A. You should practice formally for at least 30 minutes every day. One of the advantages of Tai Chi is that it requires very little space to practice. You can do it anywhere. You should also supplement with informal practice. During your spare time, like waiting in a line, you can practice lifting and setting down your foot using Internal Discipline. Or, you can practice the quarter- body movement of the arm while sitting in the car. By taking advantage of these moments for informal practice, you can integrate Tai Chi’s internal movements into your everyday life, improving your skills and reaping the health benefits.
Q. Why do you emphasize "classical" Tai Chi; and not "Wu" Tai Chi?
A. According to my teacher Grand Master Young Wabu, he heard his teacher, the legendary master Wu Chian Chuan said that Wu did not change the Yang Tai Chi learned from the Yang’s. In fact, Wu Chian Chuan emphatically said, "It can not be changed".
The fact is that the knowledge cycle of learning the classical Tai Chi to understand its eventual consequences is very long. To learn the Tai Chi form takes several years to be proficient. To test the effectiveness of what has been learned in actual martial art application takes another few years. To confirm what the health implications are, especially during older age, requires a human generation. Here we have the classical Tai Chi with its numerous components meticulously optimized to satisfy both the requirements of martial art application and health benefits. It must be a multi-generation effort. When Wu Chian Chuan taught my teacher, Tai Chi was already in such an advanced state. One can fully appreciate what he said, "It can not be changed".

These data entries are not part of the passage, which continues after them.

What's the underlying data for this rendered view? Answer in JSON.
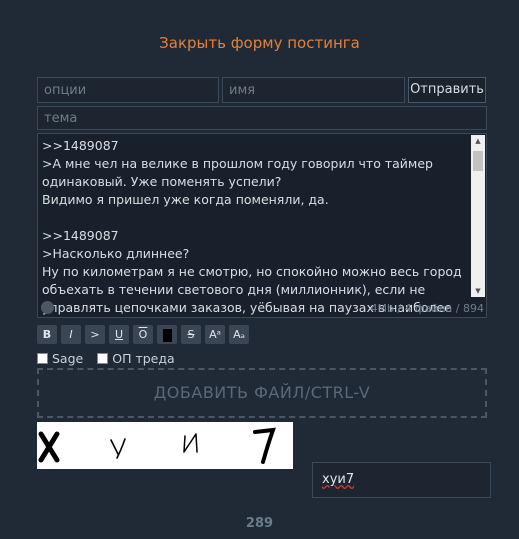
{
  "header": {
    "title": "Закрыть форму постинга"
  },
  "form": {
    "options_placeholder": "опции",
    "name_placeholder": "имя",
    "send_label": "Отправить",
    "subject_placeholder": "тема",
    "message": ">>1489087\n>А мне чел на велике в прошлом году говорил что таймер одинаковый. Уже поменять успели?\nВидимо я пришел уже когда поменяли, да.\n\n>>1489087\n>Насколько длиннее?\nНу по километрам я не смотрю, но спокойно можно весь город объехать в течении светового дня (миллионник), если не управлять цепочками заказов, уёбывая на паузах в наиболее",
    "counter": "4Mb / 4 файла / 894",
    "toolbar": [
      {
        "name": "bold-button",
        "label": "B"
      },
      {
        "name": "italic-button",
        "label": "I"
      },
      {
        "name": "quote-button",
        "label": ">"
      },
      {
        "name": "underline-button",
        "label": "U"
      },
      {
        "name": "overline-button",
        "label": "O"
      },
      {
        "name": "spoiler-button",
        "label": ""
      },
      {
        "name": "strike-button",
        "label": "S"
      },
      {
        "name": "superscript-button",
        "label": "Aᵃ"
      },
      {
        "name": "subscript-button",
        "label": "Aₐ"
      }
    ],
    "sage_label": "Sage",
    "op_label": "ОП треда",
    "dropzone_label": "ДОБАВИТЬ ФАЙЛ/CTRL-V",
    "captcha_text": "х у и 7",
    "captcha_value": "хуи7"
  },
  "footer": {
    "post_count": "289"
  },
  "colors": {
    "background": "#1f2a36",
    "accent": "#e3813c"
  }
}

Q. The four internal movements shown at the beginning of this web site seem complicated and difficult to learn. How can I learn the entire long form within a reasonable time?
A. The instructional DVD makes the learning process easier. It explains the intent of the movement, both for health or martial art purposes, helping you to understand why a move has to be executed in certain way. The instruction emphasizes the consistencies and common thread among different moves throughout the lessons. You may be able to grasp the essentials of a movement before you can actually perform the move correctly and you can work toward perfecting the move at your own pace.
Once the body is accustomed to several internal moves, it becomes easier to learn other moves. After all, the goal of learning Tai Chi in such rigorous way is to achieve eventual freedom in ones movement, as any movement will naturally and instinctively following the principle of Tai Chi.
I do not want to minimize the time and effort required to learn Classical Tai Chi, but beginners and advanced students alike can see immediate benefits and cherish the enjoyable sensations from internal movements. Although the path of learning may be long and challenging, it is stimulating and rewarding all the way.